Once the pastry is paper thin (2mm width), the Ustas, masters, start layering them on a buttered tray. The hand rolled pastry is so thin that you can read the newspaper article behind the pastry sheet.
The baklava master layers 20 sheets of pastry ( and sprinkles melted butter on every 4 sheets) then generously spreads finely crushed Gaziantep pistachios – finest and only type used at baklava here- (or at some cases walnuts) on the 20th layer.
Once the next 20 layers of sheets added on top, the master, usta cuts the sheets first horizontally and pours melted butter over them – cutting helps the butter to penetrate every level. He then cuts vertically and splashes another dose of melted butter all around. The baklava is now ready to be baked in the oven at 165 C – 330 F.
We also had a go at baklava pockets with clotted cream and pistachios; kaymakli, fistikli gelin bohcasi, another amazing treat.
While baklava was baked in the oven, the syrup is prepared, consisting of pure cane sugar, lemon juice and water. In Turkey, there is no honey added in to the baklava syrup.
Once cooked, the hot syrup is poured over the relatively cooler baklava, and then baklava tray goes back to the oven for another 5 minutes or so to soak up the syrup. After this, the baklava is rested at a cool area.
And here is the real thing; wonderful, melt in the mouth delicious baklava. It is so light that you feel like eating ta plateful! I hope you get a chance to try the baklava in Turkey.
History of Baklava – Baklava Parade during the Ottomans
There are many theories as to the origin of baklava; but there is one thing for sure, that baklava was perfected at the Topkapi Palace Kitchens during the Ottoman Period and it was the Sultans’ favorite dessert.

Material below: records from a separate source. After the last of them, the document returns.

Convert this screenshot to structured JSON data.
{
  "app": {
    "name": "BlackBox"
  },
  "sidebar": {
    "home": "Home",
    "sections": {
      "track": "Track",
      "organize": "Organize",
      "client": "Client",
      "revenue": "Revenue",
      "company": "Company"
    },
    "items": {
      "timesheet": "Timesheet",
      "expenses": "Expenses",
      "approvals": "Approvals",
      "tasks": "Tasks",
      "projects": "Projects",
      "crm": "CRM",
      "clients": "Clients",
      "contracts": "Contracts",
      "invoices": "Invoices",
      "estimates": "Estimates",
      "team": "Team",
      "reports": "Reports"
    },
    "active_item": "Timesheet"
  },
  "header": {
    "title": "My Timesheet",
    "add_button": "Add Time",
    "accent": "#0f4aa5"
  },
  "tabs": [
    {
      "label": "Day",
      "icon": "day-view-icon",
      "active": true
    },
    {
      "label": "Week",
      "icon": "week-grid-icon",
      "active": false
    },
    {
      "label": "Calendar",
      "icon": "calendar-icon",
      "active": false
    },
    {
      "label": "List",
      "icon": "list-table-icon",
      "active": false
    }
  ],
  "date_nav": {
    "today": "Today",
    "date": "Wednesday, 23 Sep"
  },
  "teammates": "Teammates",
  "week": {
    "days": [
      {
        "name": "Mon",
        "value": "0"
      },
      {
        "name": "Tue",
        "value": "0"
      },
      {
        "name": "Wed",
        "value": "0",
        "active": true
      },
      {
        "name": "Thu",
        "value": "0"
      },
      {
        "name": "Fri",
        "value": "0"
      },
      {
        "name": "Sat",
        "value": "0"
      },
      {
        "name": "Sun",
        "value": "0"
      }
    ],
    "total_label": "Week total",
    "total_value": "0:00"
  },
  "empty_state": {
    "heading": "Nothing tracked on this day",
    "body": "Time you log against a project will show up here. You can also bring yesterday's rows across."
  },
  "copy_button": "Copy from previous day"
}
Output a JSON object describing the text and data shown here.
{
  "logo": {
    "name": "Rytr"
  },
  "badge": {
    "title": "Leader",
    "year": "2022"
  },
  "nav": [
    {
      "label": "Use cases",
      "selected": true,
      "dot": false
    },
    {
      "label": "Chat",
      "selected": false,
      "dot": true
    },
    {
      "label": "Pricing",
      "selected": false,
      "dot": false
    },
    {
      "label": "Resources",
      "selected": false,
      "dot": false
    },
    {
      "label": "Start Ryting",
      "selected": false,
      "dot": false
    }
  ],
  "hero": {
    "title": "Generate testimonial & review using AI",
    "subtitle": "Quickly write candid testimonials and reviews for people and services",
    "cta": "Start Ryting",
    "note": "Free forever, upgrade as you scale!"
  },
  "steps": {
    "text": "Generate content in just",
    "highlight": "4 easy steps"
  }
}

The importance of baklava at the Palace was not only because it was accepted as the token of wealth and sophistication ( as in the mansion houses) but also because it was a State tradition. The baklava parade that started at the end of the 17th century or at the beginning of the 18th century is example of this tradition.
When soldiers were getting their trimonthly pay from the Sultan, they were offered a big feast and on the 15th day of Ramadan they were treated to baklava. On the 15th day of Ramadan when the Sultan visited Hırka-i Serif (the cloak of Prophet Mohammed kept in Topkapı Palace) as a Caliph , baklava from the palace was sent to the Sultan’s Janissary soldiers. It was one tray of baklava for ten soldiers. The delivery of baklava to the soldiers and carrying the baklava to the barracks had then became an imposing parade.

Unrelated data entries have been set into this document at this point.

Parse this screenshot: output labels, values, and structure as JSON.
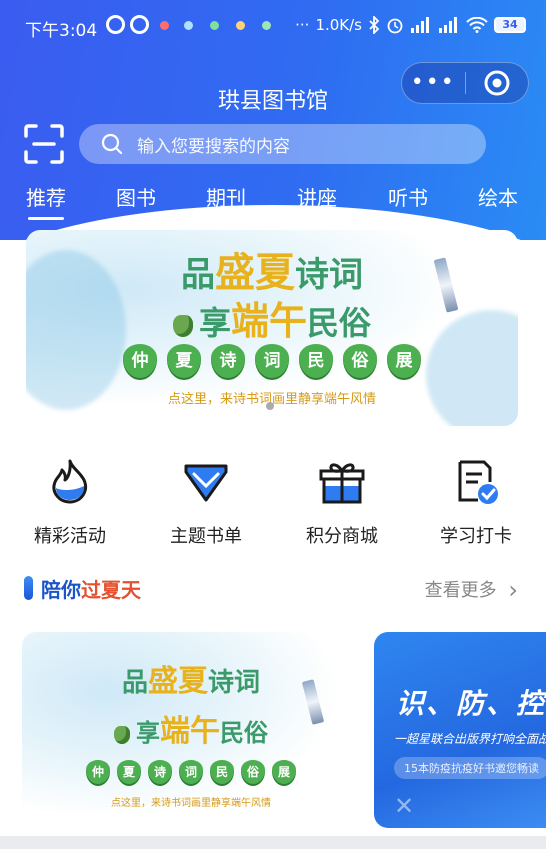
{
  "status_bar": {
    "time": "下午3:04",
    "network_speed": "1.0K/s",
    "battery": "34",
    "more_glyph": "···"
  },
  "title_bar": {
    "title": "珙县图书馆",
    "more_glyph": "•••"
  },
  "search": {
    "placeholder": "输入您要搜索的内容"
  },
  "tabs": [
    {
      "label": "推荐",
      "active": true
    },
    {
      "label": "图书",
      "active": false
    },
    {
      "label": "期刊",
      "active": false
    },
    {
      "label": "讲座",
      "active": false
    },
    {
      "label": "听书",
      "active": false
    },
    {
      "label": "绘本",
      "active": false
    }
  ],
  "banner": {
    "line1_a": "品",
    "line1_b": "盛夏",
    "line1_c": "诗词",
    "line2_a": "享",
    "line2_b": "端午",
    "line2_c": "民俗",
    "leaves": [
      "仲",
      "夏",
      "诗",
      "词",
      "民",
      "俗",
      "展"
    ],
    "subtitle": "点这里，来诗书词画里静享端午风情"
  },
  "quick_menu": [
    {
      "label": "精彩活动",
      "icon": "flame-icon"
    },
    {
      "label": "主题书单",
      "icon": "diamond-icon"
    },
    {
      "label": "积分商城",
      "icon": "gift-icon"
    },
    {
      "label": "学习打卡",
      "icon": "checklist-icon"
    }
  ],
  "section": {
    "title_a": "陪你",
    "title_b": "过夏天",
    "more": "查看更多",
    "more_glyph": "›"
  },
  "cards": {
    "card1": {
      "line1_a": "品",
      "line1_b": "盛夏",
      "line1_c": "诗词",
      "line2_a": "享",
      "line2_b": "端午",
      "line2_c": "民俗",
      "leaves": [
        "仲",
        "夏",
        "诗",
        "词",
        "民",
        "俗",
        "展"
      ],
      "subtitle": "点这里，来诗书词画里静享端午风情"
    },
    "card2": {
      "headline": "识、防、控、治",
      "subline": "一超星联合出版界打响全面战",
      "pill": "15本防疫抗疫好书邀您畅读",
      "mark": "✕"
    }
  },
  "colors": {
    "header_start": "#3b5cf0",
    "header_end": "#2a8cf4",
    "accent_blue": "#1f6ff0",
    "green": "#4caf50",
    "gold": "#e8b21c"
  }
}
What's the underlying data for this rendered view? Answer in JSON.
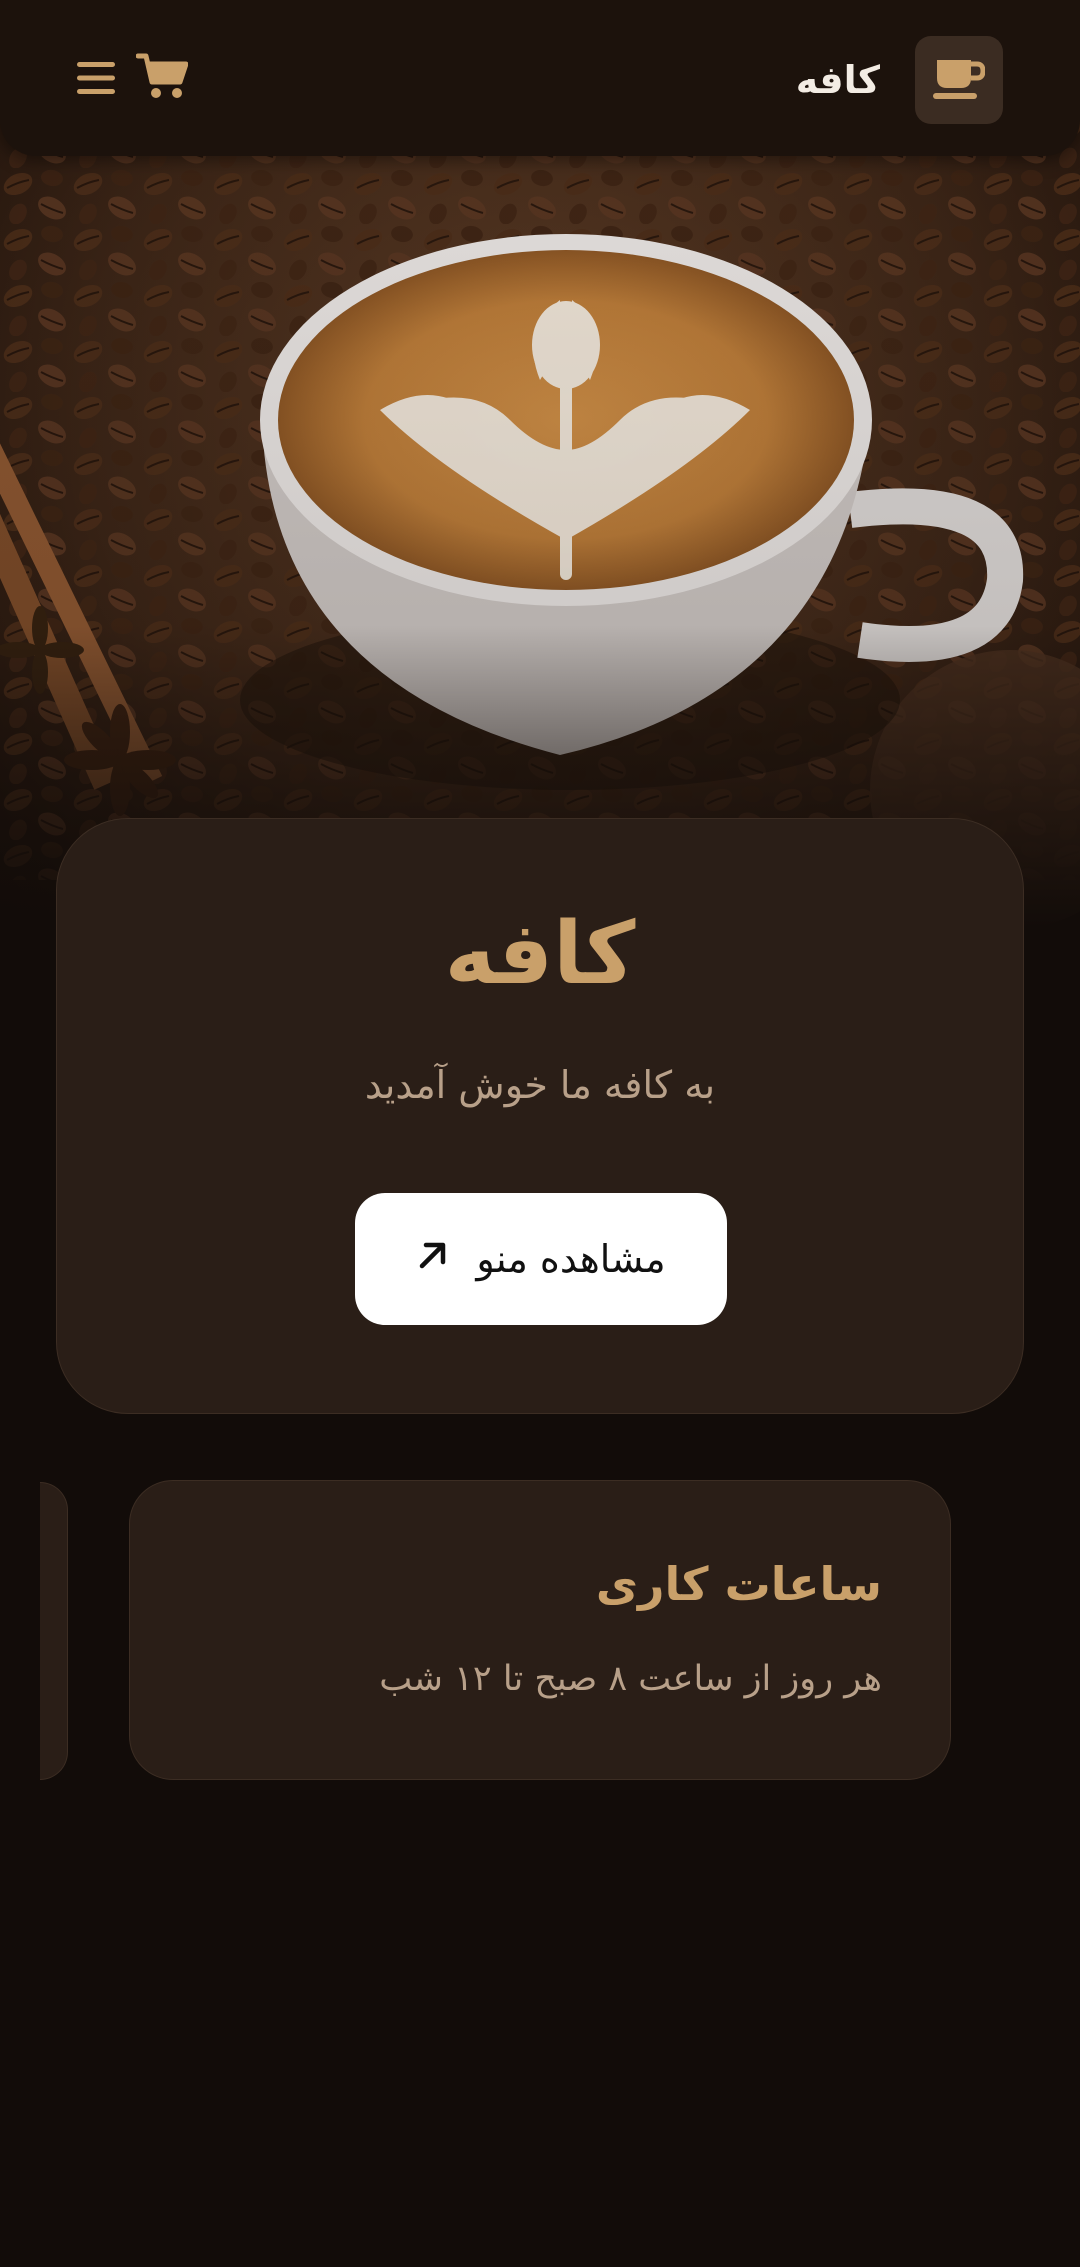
{
  "header": {
    "brand_name": "کافه",
    "icons": {
      "logo": "coffee-cup-icon",
      "cart": "shopping-cart-icon",
      "menu": "hamburger-menu-icon"
    }
  },
  "hero": {
    "title": "کافه",
    "subtitle": "به کافه ما خوش آمدید",
    "cta_label": "مشاهده منو",
    "cta_icon": "arrow-up-right-icon"
  },
  "hours_card": {
    "title": "ساعات کاری",
    "text": "هر روز از ساعت ۸ صبح تا ۱۲ شب"
  },
  "colors": {
    "background": "#120c09",
    "header": "#1c120c",
    "card": "#2a1e17",
    "accent": "#c9a06a",
    "muted_text": "#b8a089"
  }
}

Testing the Baklava
Here are some of the tests the masters, ustas at Gulluoglu carries out for a perfect baklava:
When you place a fork into a baklava you should hear a rustling sound. This means that the thin layers of dough are really thin and baklava is well cooked. The thinner the layers of dough the better the baklava.
When you lift to your mouth, you must smell the butter and the nut or peanut used as a filling. A good baklava should have fine ingredients.

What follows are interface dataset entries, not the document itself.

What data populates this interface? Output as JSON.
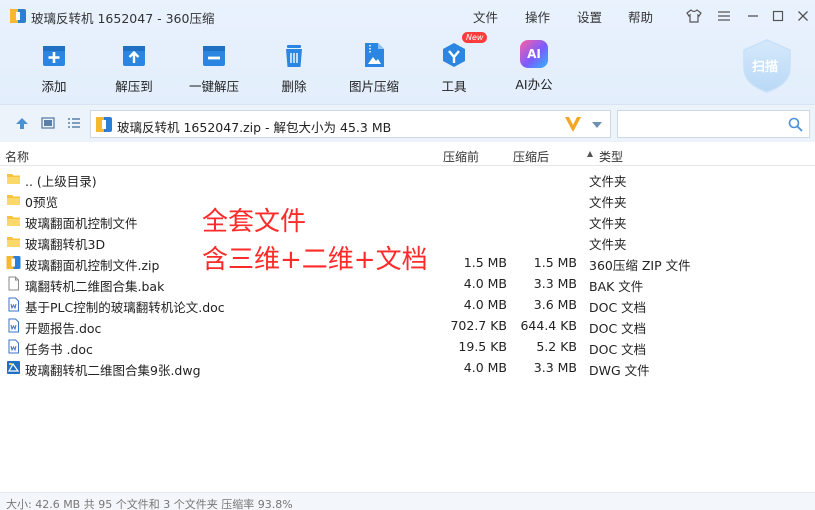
{
  "window": {
    "title": "玻璃反转机 1652047 - 360压缩",
    "menu": [
      "文件",
      "操作",
      "设置",
      "帮助"
    ]
  },
  "toolbar": {
    "items": [
      {
        "label": "添加",
        "icon": "add-icon"
      },
      {
        "label": "解压到",
        "icon": "extract-to-icon"
      },
      {
        "label": "一键解压",
        "icon": "one-click-extract-icon"
      },
      {
        "label": "删除",
        "icon": "delete-icon"
      },
      {
        "label": "图片压缩",
        "icon": "image-compress-icon"
      },
      {
        "label": "工具",
        "icon": "tools-icon",
        "badge": "New"
      },
      {
        "label": "AI办公",
        "icon": "ai-office-icon",
        "icon_text": "AI"
      }
    ],
    "scan_label": "扫描"
  },
  "address": {
    "path": "玻璃反转机 1652047.zip - 解包大小为 45.3 MB",
    "search_placeholder": ""
  },
  "columns": {
    "name": "名称",
    "size": "压缩前",
    "packed": "压缩后",
    "type": "类型"
  },
  "files": [
    {
      "name": ".. (上级目录)",
      "size": "",
      "packed": "",
      "type": "文件夹",
      "icon": "folder-up-icon"
    },
    {
      "name": "0预览",
      "size": "",
      "packed": "",
      "type": "文件夹",
      "icon": "folder-icon"
    },
    {
      "name": "玻璃翻面机控制文件",
      "size": "",
      "packed": "",
      "type": "文件夹",
      "icon": "folder-icon"
    },
    {
      "name": "玻璃翻转机3D",
      "size": "",
      "packed": "",
      "type": "文件夹",
      "icon": "folder-icon"
    },
    {
      "name": "玻璃翻面机控制文件.zip",
      "size": "1.5 MB",
      "packed": "1.5 MB",
      "type": "360压缩 ZIP 文件",
      "icon": "zip-file-icon"
    },
    {
      "name": "璃翻转机二维图合集.bak",
      "size": "4.0 MB",
      "packed": "3.3 MB",
      "type": "BAK 文件",
      "icon": "file-icon"
    },
    {
      "name": "基于PLC控制的玻璃翻转机论文.doc",
      "size": "4.0 MB",
      "packed": "3.6 MB",
      "type": "DOC 文档",
      "icon": "doc-file-icon"
    },
    {
      "name": "开题报告.doc",
      "size": "702.7 KB",
      "packed": "644.4 KB",
      "type": "DOC 文档",
      "icon": "doc-file-icon"
    },
    {
      "name": "任务书 .doc",
      "size": "19.5 KB",
      "packed": "5.2 KB",
      "type": "DOC 文档",
      "icon": "doc-file-icon"
    },
    {
      "name": "玻璃翻转机二维图合集9张.dwg",
      "size": "4.0 MB",
      "packed": "3.3 MB",
      "type": "DWG 文件",
      "icon": "dwg-file-icon"
    }
  ],
  "overlay_text": {
    "line1": "全套文件",
    "line2": "含三维+二维+文档"
  },
  "status": "大小: 42.6 MB 共 95 个文件和 3 个文件夹 压缩率 93.8%",
  "colors": {
    "accent": "#1e88e5",
    "overlay_red": "#ff2a2a",
    "folder_yellow": "#f7c33c",
    "header_bg": "#e6f0fc"
  }
}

You can feel the good baklava in your mouth. Good baklava leaves a heavenly taste in your mouth and does not hurt the stomach.
I hope all these inspire you; would you like to have a go at making baklava at home? I make it with filo pastry sheets; it is easier than you think and very satisfying. My version is a little less sweeter and fragrant with a touch of lemon taste, here is the recipe if you would like to have a go. The real thing shouldn’t be very sweet and heavy; on the contrary it should be light enough to tempt you to eat a small plateful. I think this version achieves that.
I will be demonstrating how to make baklava at my next Turkish Cookery class, at Central Market Cooking School, Austin – Texas on 2nd August.
9th July marks the start of the holy month of Ramadan this year; best wishes to all observing Ramadan; Ramazaniniz Mubarek Olsun. Baklava is one of the traditional desserts enjoyed during Ramadan, I hope you enjoy this special treat and have a chance to make it at home.